**The problem**
Report each line of the listing that carries the word "JSON".

**Recorded data**
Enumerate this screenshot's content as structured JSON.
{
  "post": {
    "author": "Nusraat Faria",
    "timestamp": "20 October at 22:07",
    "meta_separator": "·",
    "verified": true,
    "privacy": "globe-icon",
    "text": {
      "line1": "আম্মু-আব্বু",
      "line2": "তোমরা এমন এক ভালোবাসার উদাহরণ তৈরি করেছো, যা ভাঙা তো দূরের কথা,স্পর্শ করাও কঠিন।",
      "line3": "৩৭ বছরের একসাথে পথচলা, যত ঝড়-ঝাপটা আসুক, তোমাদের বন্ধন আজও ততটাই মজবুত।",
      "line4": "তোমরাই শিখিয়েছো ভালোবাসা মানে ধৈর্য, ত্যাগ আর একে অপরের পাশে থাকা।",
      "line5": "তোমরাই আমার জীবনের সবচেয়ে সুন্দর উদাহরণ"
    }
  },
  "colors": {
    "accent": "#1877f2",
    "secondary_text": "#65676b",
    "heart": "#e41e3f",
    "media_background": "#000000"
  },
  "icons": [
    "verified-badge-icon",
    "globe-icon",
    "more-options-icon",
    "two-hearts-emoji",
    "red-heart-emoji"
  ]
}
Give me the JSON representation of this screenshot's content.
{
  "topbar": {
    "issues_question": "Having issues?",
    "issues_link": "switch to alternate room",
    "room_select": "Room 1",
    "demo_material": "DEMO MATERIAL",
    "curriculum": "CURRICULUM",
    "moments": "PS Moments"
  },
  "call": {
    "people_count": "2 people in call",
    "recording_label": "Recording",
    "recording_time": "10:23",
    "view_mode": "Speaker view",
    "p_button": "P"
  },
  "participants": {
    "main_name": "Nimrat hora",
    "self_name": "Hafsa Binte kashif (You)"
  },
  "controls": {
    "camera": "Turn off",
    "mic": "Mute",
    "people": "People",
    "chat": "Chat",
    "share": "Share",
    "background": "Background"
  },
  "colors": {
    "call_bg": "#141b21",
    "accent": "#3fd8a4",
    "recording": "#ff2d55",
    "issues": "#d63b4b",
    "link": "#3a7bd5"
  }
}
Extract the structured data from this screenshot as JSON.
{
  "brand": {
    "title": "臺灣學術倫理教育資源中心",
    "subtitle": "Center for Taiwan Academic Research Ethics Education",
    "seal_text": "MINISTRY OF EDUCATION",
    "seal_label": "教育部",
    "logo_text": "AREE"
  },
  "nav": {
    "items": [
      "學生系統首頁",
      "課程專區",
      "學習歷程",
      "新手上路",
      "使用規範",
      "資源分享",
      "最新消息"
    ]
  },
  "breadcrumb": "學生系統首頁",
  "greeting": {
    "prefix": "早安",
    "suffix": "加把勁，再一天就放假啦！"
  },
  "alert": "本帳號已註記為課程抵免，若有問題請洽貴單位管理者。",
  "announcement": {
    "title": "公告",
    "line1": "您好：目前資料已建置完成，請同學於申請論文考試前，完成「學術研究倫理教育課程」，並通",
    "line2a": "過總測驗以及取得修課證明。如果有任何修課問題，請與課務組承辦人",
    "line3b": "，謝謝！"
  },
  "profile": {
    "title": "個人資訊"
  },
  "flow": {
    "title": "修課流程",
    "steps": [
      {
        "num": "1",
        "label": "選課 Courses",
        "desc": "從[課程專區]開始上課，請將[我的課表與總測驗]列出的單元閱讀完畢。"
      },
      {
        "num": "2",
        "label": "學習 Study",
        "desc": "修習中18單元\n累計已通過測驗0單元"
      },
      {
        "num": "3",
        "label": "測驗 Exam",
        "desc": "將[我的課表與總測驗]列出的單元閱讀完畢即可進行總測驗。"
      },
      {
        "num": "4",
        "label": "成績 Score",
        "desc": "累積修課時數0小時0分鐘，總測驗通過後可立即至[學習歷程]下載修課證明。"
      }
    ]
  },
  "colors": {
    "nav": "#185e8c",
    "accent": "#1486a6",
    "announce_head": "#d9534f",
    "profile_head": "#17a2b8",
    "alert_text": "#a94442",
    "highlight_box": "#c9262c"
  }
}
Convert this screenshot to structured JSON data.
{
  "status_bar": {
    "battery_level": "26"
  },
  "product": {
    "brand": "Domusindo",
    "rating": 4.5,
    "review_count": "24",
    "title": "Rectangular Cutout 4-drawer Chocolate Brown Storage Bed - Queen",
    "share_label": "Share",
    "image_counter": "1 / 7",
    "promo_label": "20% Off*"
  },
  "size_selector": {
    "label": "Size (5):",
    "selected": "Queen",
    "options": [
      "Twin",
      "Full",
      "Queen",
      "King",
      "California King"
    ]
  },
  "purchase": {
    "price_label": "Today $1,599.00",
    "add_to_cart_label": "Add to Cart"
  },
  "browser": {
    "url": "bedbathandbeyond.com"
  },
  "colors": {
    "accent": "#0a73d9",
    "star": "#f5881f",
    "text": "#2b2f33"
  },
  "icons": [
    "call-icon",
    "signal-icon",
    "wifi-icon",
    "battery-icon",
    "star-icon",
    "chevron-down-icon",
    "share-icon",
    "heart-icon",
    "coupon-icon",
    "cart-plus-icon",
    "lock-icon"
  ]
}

**Answer to this task**
Enumerate this screenshot's content as structured JSON.
Give me the JSON representation of this screenshot's content.
Extract the structured data from this screenshot as JSON.
Convert this screenshot to structured JSON data.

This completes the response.